*GIVEN RECORDS*.
- - - - -
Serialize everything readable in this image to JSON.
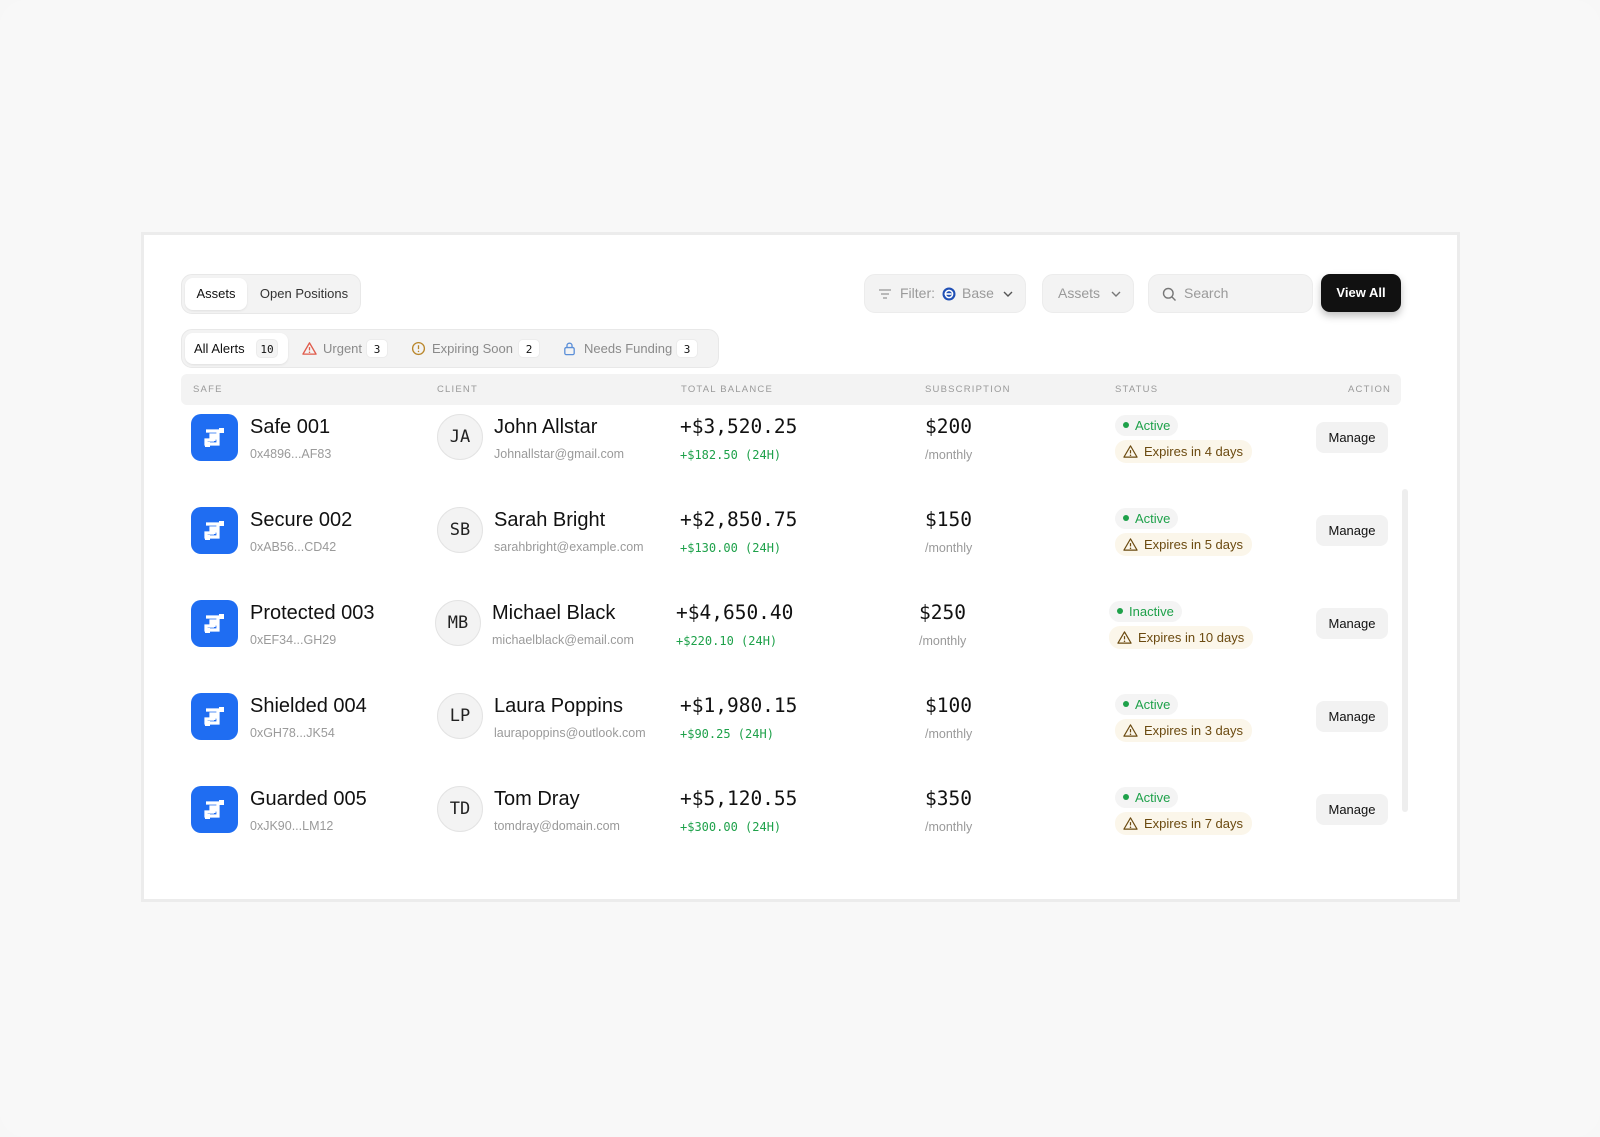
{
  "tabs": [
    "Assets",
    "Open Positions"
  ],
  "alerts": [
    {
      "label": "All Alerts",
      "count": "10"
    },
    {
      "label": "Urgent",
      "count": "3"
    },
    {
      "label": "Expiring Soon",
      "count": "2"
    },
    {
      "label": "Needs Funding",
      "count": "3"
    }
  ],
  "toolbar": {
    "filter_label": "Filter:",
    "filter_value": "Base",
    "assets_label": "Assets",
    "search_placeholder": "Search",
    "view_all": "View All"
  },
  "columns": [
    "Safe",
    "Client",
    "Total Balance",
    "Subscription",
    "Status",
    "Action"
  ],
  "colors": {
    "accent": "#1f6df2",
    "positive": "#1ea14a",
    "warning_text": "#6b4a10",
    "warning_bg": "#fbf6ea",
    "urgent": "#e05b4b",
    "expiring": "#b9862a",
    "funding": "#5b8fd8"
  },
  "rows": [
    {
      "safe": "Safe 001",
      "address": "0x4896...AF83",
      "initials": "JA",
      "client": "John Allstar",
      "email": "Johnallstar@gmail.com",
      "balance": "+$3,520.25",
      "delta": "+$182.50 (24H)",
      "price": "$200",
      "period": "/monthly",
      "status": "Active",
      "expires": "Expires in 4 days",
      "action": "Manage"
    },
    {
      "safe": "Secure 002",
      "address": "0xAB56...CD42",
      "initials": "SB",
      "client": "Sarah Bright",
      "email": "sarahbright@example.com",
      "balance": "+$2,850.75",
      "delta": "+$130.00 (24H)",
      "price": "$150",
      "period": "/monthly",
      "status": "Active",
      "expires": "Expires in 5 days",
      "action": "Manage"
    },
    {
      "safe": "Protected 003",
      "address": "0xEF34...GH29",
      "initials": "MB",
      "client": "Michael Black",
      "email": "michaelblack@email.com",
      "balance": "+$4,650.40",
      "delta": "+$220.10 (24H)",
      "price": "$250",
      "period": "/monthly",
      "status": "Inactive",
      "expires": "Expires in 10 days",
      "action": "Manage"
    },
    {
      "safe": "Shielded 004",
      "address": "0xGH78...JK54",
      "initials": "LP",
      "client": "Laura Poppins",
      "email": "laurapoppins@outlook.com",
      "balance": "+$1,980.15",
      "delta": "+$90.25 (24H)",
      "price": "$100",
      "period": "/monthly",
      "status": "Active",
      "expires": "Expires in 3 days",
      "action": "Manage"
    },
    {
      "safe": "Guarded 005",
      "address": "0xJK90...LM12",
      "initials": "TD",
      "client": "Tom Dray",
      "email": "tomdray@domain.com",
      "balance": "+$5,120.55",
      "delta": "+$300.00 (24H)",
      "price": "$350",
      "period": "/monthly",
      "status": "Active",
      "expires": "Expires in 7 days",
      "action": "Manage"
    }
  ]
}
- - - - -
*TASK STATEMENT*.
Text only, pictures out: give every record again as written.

*SOLUTION TO THE EXERCISE*.
Serialize everything readable in this image to JSON.
{
  "tabs": [
    "Assets",
    "Open Positions"
  ],
  "alerts": [
    {
      "label": "All Alerts",
      "count": "10"
    },
    {
      "label": "Urgent",
      "count": "3"
    },
    {
      "label": "Expiring Soon",
      "count": "2"
    },
    {
      "label": "Needs Funding",
      "count": "3"
    }
  ],
  "toolbar": {
    "filter_label": "Filter:",
    "filter_value": "Base",
    "assets_label": "Assets",
    "search_placeholder": "Search",
    "view_all": "View All"
  },
  "columns": [
    "Safe",
    "Client",
    "Total Balance",
    "Subscription",
    "Status",
    "Action"
  ],
  "colors": {
    "accent": "#1f6df2",
    "positive": "#1ea14a",
    "warning_text": "#6b4a10",
    "warning_bg": "#fbf6ea",
    "urgent": "#e05b4b",
    "expiring": "#b9862a",
    "funding": "#5b8fd8"
  },
  "rows": [
    {
      "safe": "Safe 001",
      "address": "0x4896...AF83",
      "initials": "JA",
      "client": "John Allstar",
      "email": "Johnallstar@gmail.com",
      "balance": "+$3,520.25",
      "delta": "+$182.50 (24H)",
      "price": "$200",
      "period": "/monthly",
      "status": "Active",
      "expires": "Expires in 4 days",
      "action": "Manage"
    },
    {
      "safe": "Secure 002",
      "address": "0xAB56...CD42",
      "initials": "SB",
      "client": "Sarah Bright",
      "email": "sarahbright@example.com",
      "balance": "+$2,850.75",
      "delta": "+$130.00 (24H)",
      "price": "$150",
      "period": "/monthly",
      "status": "Active",
      "expires": "Expires in 5 days",
      "action": "Manage"
    },
    {
      "safe": "Protected 003",
      "address": "0xEF34...GH29",
      "initials": "MB",
      "client": "Michael Black",
      "email": "michaelblack@email.com",
      "balance": "+$4,650.40",
      "delta": "+$220.10 (24H)",
      "price": "$250",
      "period": "/monthly",
      "status": "Inactive",
      "expires": "Expires in 10 days",
      "action": "Manage"
    },
    {
      "safe": "Shielded 004",
      "address": "0xGH78...JK54",
      "initials": "LP",
      "client": "Laura Poppins",
      "email": "laurapoppins@outlook.com",
      "balance": "+$1,980.15",
      "delta": "+$90.25 (24H)",
      "price": "$100",
      "period": "/monthly",
      "status": "Active",
      "expires": "Expires in 3 days",
      "action": "Manage"
    },
    {
      "safe": "Guarded 005",
      "address": "0xJK90...LM12",
      "initials": "TD",
      "client": "Tom Dray",
      "email": "tomdray@domain.com",
      "balance": "+$5,120.55",
      "delta": "+$300.00 (24H)",
      "price": "$350",
      "period": "/monthly",
      "status": "Active",
      "expires": "Expires in 7 days",
      "action": "Manage"
    }
  ]
}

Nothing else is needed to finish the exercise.